[The following is the full transcript of this video blog. Please note that this video, like all of Dr. Chiu's blog videos, features Dr. Chiu speaking extemporaneously– he is unscripted for your viewing pleasure. Enjoy!]
Hey, my friends, I’m Dr. Titus Chiu and this is the Modern Brain.
This is part one of a 3-part miniseries on brain trauma. Here, you'll learn what trauma does to your brain, and why it turns into a vicious trauma cycle for many.
Whenever you experienced trauma, whether it's physical, chemical, or emotional, your brain and nervous system go into a state of high alert.
That’s what's known as the fight or flight response.
Those are all physical signs of an activated fight or flight response: your brain going into a state of RED ALERT.
The thing is, this is all normal.
It's a normal physiological response that allows you to deal with whatever stressors come your way. And it's actually useful because it helps you survive.
If the trauma or the stress is beyond what your brain and nervous system can handle at the time, you can end up stuck in a state of crisis and survival mode.
What does that look like? Here are some of the things you can experience:
You might experience anxiety or bad sleep feeling jumpy and stressed all the time, maybe you're more sensitive to sounds, lights or motion or even more emotionally sensitive.
The reason why this happens because the more reactive states of your nervous system take over your brain.
Your brain is a beautiful, beautiful precious organ made up of many different parts.
You have the outer covering, which we call your neocortex, as well as some foundational structures. But when your brain goes into a state of high alert due to trauma or big stressors, then the more reactive parts of your nervous system take over.
These are your brainstem and you're amygdala.
These areas of your nervous system are crucial and provide you with life-sustaining functions. They're all about survival.
So when they take over, they constantly flood your brain and your body with high levels of stress hormones, adrenaline, and cortisol.
This puts you in a state of constant fight or flight. Some common effects of getting stuck in this state are:
These stress hormones also shut down your prefrontal cortex, the exact same part of your brain that's critical to help you handle stress in the first place.
So when your prefrontal cortex goes south, and your brainstem and your amygdala become over-activated, then you get even more stress hormones that further shut down your prefrontal cortex and you end up in a vicious, vicious, chronic cycle of stress and the inability to process your emotions and heal from your trauma.

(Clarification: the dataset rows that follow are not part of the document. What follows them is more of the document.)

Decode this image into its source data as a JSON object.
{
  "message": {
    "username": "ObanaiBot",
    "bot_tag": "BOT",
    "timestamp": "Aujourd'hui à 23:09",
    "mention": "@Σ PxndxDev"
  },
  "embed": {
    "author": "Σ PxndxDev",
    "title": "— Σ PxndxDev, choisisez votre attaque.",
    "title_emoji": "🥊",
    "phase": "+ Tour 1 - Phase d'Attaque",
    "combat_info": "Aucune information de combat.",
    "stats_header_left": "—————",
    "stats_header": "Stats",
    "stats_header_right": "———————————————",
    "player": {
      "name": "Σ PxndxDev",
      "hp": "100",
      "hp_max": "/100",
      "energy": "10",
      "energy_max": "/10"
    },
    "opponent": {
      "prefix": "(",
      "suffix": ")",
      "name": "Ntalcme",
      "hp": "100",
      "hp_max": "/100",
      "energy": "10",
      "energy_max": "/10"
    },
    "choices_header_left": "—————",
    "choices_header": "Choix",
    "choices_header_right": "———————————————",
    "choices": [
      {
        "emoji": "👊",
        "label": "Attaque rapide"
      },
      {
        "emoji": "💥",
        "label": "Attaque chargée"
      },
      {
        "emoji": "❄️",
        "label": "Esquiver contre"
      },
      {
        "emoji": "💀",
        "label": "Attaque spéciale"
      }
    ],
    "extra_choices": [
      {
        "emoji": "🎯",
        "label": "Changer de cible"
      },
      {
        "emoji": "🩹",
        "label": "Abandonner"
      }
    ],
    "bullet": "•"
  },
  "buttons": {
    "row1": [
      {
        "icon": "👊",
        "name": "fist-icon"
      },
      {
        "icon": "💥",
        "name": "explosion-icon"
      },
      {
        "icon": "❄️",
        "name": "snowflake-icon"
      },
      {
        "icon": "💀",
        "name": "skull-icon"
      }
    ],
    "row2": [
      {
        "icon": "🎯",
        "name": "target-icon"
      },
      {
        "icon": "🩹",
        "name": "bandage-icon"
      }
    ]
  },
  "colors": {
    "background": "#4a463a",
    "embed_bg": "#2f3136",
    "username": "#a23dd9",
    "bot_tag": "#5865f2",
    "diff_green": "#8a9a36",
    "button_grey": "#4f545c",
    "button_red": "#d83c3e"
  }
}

So you end up feeling stuck struggling with brain symptoms and in crisis mode — not a happy way to live at all.
The good news is when you can get to the root cause for your symptoms and your trauma, and you reset your brain.
There's so much that can be done to heal your trauma at the source and reclaim your life.
We'll be exploring these concepts and ideas in more detail.
I'll be sharing with you some simple things that you can do to start caring for your brain in the next two videos of the series, as well as in the weeks and months to come.
If you like this video, subscribe to my YouTube channel where I'm constantly sharing tips and secrets to empower you to take control of your health so you can heal your brain and turn your life around.
My name is Dr. Titus Chiu, thanks so much for joining me. This has been The Modern Brain.